Saturday’s poll thus indicated the ruling coalition, made up of Reinfeldt’s Moderates along with the Liberal, Centre and Christian Democrat parties, would win a narrow parliamentary majority, taking 175 of the total 349 seats in the house.
The poll of 1,820 people between September 7 and 16 meanwhile showed the leftwing opposition coalition, made up of the Social Democrats, the Greens and Left Party, garnering 42.8 percent of voter support, an increase of 1.9 points from the previous survey.
“It would be enough for the government to win just a few fractions of a percentage point less for their opportunity to create their own majority rule to disappear,” DN summed up the poll results.
It is vital for either the right or the leftwing blocs to win a clear majority in Sunday’s vote, observers say, since the far-right anti-immigrant Sweden Democrats appear likely to enter parliament for the first time.
Even with a handful of seats, the far-right party could play kingmaker in a tightly split parliament with minority rule, and, analysts caution, could even make it so difficult to govern that new elections would need to be called.
In Saturday’s Synovate poll, the Sweden Democrats garnered 5.9 percent of voter intentions, which marks a significant 1.6-point drop from the institute’s previous survey but is still well above the 4.0-percent barrier for entering parliament.
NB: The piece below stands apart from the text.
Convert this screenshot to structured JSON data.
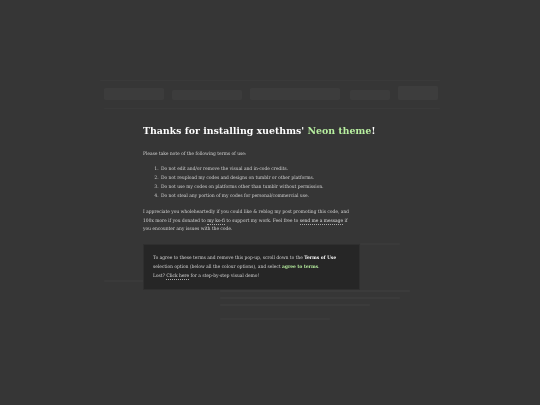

If the far-right party, which won just 2.9 percent of the vote in 2006, were to match the poll result Sunday, it would win 21 seats in the house.
A Sifo poll published in the Svenska Dagbladet (SvD) daily Saturday meanwhile showed the Sweden Democrats slipping below the parliamentary barrier to just 3.8 percent, while handing the leftwing opposition a full 45.3 percent of voter intentions, an increase of 3.3 points from its last survey.
That poll, of 1,941 people conducted on September 15-16, showed the government alliance slipping 1.8 points to 49.9 percent.
A Demoskop poll published by the Expressen tabloid Saturday also showed the Sweden Democrats slipping slightly, but just 0.2 points from its previous survey to 5.1 percent.
That poll handed the government alliance a clear majority of 51.2 percent, compared to just 42.5 percent for the opposition.